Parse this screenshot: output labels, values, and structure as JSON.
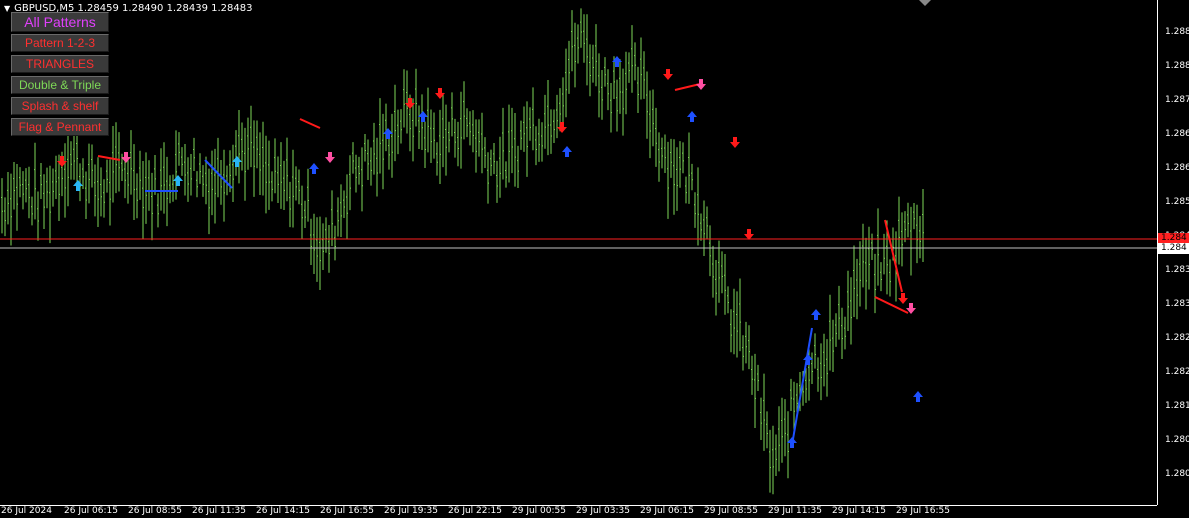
{
  "header": {
    "symbol_line": "GBPUSD,M5  1.28459 1.28490 1.28439 1.28483"
  },
  "panel": {
    "buttons": [
      {
        "label": "All Patterns",
        "color": "#e040fb"
      },
      {
        "label": "Pattern 1-2-3",
        "color": "#ff3030"
      },
      {
        "label": "TRIANGLES",
        "color": "#ff3030"
      },
      {
        "label": "Double & Triple",
        "color": "#7ed957"
      },
      {
        "label": "Splash & shelf",
        "color": "#ff3030"
      },
      {
        "label": "Flag & Pennant",
        "color": "#ff3030"
      }
    ]
  },
  "price_axis": {
    "labels": [
      "1.288",
      "1.288",
      "1.287",
      "1.286",
      "1.286",
      "1.285",
      "1.284",
      "1.283",
      "1.283",
      "1.282",
      "1.282",
      "1.281",
      "1.280",
      "1.280"
    ],
    "bid_tag": "1.284",
    "ask_tag": "1.284"
  },
  "time_axis": {
    "labels": [
      "26 Jul 2024",
      "26 Jul 06:15",
      "26 Jul 08:55",
      "26 Jul 11:35",
      "26 Jul 14:15",
      "26 Jul 16:55",
      "26 Jul 19:35",
      "26 Jul 22:15",
      "29 Jul 00:55",
      "29 Jul 03:35",
      "29 Jul 06:15",
      "29 Jul 08:55",
      "29 Jul 11:35",
      "29 Jul 14:15",
      "29 Jul 16:55"
    ]
  },
  "colors": {
    "candles": "#7ed957",
    "bid_line": "#c0c0c0",
    "ask_line": "#ff2020",
    "arrow_up": "#1e50ff",
    "arrow_up_light": "#29b6f6",
    "arrow_down": "#ff1a1a",
    "arrow_down_pink": "#ff4fa3"
  },
  "chart_data": {
    "type": "line",
    "title": "GBPUSD,M5",
    "xlabel": "",
    "ylabel": "",
    "x": [
      "26 Jul 2024",
      "26 Jul 06:15",
      "26 Jul 08:55",
      "26 Jul 11:35",
      "26 Jul 14:15",
      "26 Jul 16:55",
      "26 Jul 19:35",
      "26 Jul 22:15",
      "29 Jul 00:55",
      "29 Jul 03:35",
      "29 Jul 06:15",
      "29 Jul 08:55",
      "29 Jul 11:35",
      "29 Jul 14:15",
      "29 Jul 16:55"
    ],
    "series": [
      {
        "values": [
          1.2853,
          1.286,
          1.2858,
          1.286,
          1.2863,
          1.2847,
          1.2869,
          1.2868,
          1.2862,
          1.2883,
          1.2874,
          1.2849,
          1.2806,
          1.2831,
          1.2848
        ]
      }
    ],
    "ylim": [
      1.2797,
      1.2892
    ],
    "grid": false,
    "last_close": 1.28483
  }
}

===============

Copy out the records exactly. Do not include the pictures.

* EXERCISE ANSWER:
Parse this screenshot: output labels, values, and structure as JSON.
{
  "header": {
    "symbol_line": "GBPUSD,M5  1.28459 1.28490 1.28439 1.28483"
  },
  "panel": {
    "buttons": [
      {
        "label": "All Patterns",
        "color": "#e040fb"
      },
      {
        "label": "Pattern 1-2-3",
        "color": "#ff3030"
      },
      {
        "label": "TRIANGLES",
        "color": "#ff3030"
      },
      {
        "label": "Double & Triple",
        "color": "#7ed957"
      },
      {
        "label": "Splash & shelf",
        "color": "#ff3030"
      },
      {
        "label": "Flag & Pennant",
        "color": "#ff3030"
      }
    ]
  },
  "price_axis": {
    "labels": [
      "1.288",
      "1.288",
      "1.287",
      "1.286",
      "1.286",
      "1.285",
      "1.284",
      "1.283",
      "1.283",
      "1.282",
      "1.282",
      "1.281",
      "1.280",
      "1.280"
    ],
    "bid_tag": "1.284",
    "ask_tag": "1.284"
  },
  "time_axis": {
    "labels": [
      "26 Jul 2024",
      "26 Jul 06:15",
      "26 Jul 08:55",
      "26 Jul 11:35",
      "26 Jul 14:15",
      "26 Jul 16:55",
      "26 Jul 19:35",
      "26 Jul 22:15",
      "29 Jul 00:55",
      "29 Jul 03:35",
      "29 Jul 06:15",
      "29 Jul 08:55",
      "29 Jul 11:35",
      "29 Jul 14:15",
      "29 Jul 16:55"
    ]
  },
  "colors": {
    "candles": "#7ed957",
    "bid_line": "#c0c0c0",
    "ask_line": "#ff2020",
    "arrow_up": "#1e50ff",
    "arrow_up_light": "#29b6f6",
    "arrow_down": "#ff1a1a",
    "arrow_down_pink": "#ff4fa3"
  },
  "chart_data": {
    "type": "line",
    "title": "GBPUSD,M5",
    "xlabel": "",
    "ylabel": "",
    "x": [
      "26 Jul 2024",
      "26 Jul 06:15",
      "26 Jul 08:55",
      "26 Jul 11:35",
      "26 Jul 14:15",
      "26 Jul 16:55",
      "26 Jul 19:35",
      "26 Jul 22:15",
      "29 Jul 00:55",
      "29 Jul 03:35",
      "29 Jul 06:15",
      "29 Jul 08:55",
      "29 Jul 11:35",
      "29 Jul 14:15",
      "29 Jul 16:55"
    ],
    "series": [
      {
        "values": [
          1.2853,
          1.286,
          1.2858,
          1.286,
          1.2863,
          1.2847,
          1.2869,
          1.2868,
          1.2862,
          1.2883,
          1.2874,
          1.2849,
          1.2806,
          1.2831,
          1.2848
        ]
      }
    ],
    "ylim": [
      1.2797,
      1.2892
    ],
    "grid": false,
    "last_close": 1.28483
  }
}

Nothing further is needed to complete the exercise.